Work request
Without leaving out a single line, restate the entries below exactly.

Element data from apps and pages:
== Segment start ==

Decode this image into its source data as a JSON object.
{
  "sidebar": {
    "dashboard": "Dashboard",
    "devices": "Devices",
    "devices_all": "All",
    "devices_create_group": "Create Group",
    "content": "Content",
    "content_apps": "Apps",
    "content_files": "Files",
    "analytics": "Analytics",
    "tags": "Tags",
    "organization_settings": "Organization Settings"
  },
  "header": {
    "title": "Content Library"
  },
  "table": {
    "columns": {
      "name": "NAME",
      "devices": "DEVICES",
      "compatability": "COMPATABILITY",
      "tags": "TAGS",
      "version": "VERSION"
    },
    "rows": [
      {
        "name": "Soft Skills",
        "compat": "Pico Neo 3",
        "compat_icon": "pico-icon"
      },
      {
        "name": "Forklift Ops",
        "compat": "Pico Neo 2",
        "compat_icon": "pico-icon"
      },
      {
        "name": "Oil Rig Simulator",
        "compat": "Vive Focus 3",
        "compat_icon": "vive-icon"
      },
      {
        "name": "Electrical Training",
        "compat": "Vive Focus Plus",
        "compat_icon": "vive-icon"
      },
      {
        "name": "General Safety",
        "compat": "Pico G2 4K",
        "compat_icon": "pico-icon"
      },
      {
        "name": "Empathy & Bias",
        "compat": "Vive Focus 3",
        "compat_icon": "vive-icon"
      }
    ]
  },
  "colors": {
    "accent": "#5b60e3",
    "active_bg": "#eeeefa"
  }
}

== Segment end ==

Task output
Decode this image into its source data as a JSON object.
{
  "sidebar": {
    "dashboard": "Dashboard",
    "devices": "Devices",
    "devices_all": "All",
    "devices_create_group": "Create Group",
    "content": "Content",
    "content_apps": "Apps",
    "content_files": "Files",
    "analytics": "Analytics",
    "tags": "Tags",
    "organization_settings": "Organization Settings"
  },
  "header": {
    "title": "Content Library"
  },
  "table": {
    "columns": {
      "name": "NAME",
      "devices": "DEVICES",
      "compatability": "COMPATABILITY",
      "tags": "TAGS",
      "version": "VERSION"
    },
    "rows": [
      {
        "name": "Soft Skills",
        "compat": "Pico Neo 3",
        "compat_icon": "pico-icon"
      },
      {
        "name": "Forklift Ops",
        "compat": "Pico Neo 2",
        "compat_icon": "pico-icon"
      },
      {
        "name": "Oil Rig Simulator",
        "compat": "Vive Focus 3",
        "compat_icon": "vive-icon"
      },
      {
        "name": "Electrical Training",
        "compat": "Vive Focus Plus",
        "compat_icon": "vive-icon"
      },
      {
        "name": "General Safety",
        "compat": "Pico G2 4K",
        "compat_icon": "pico-icon"
      },
      {
        "name": "Empathy & Bias",
        "compat": "Vive Focus 3",
        "compat_icon": "vive-icon"
      }
    ]
  },
  "colors": {
    "accent": "#5b60e3",
    "active_bg": "#eeeefa"
  }
}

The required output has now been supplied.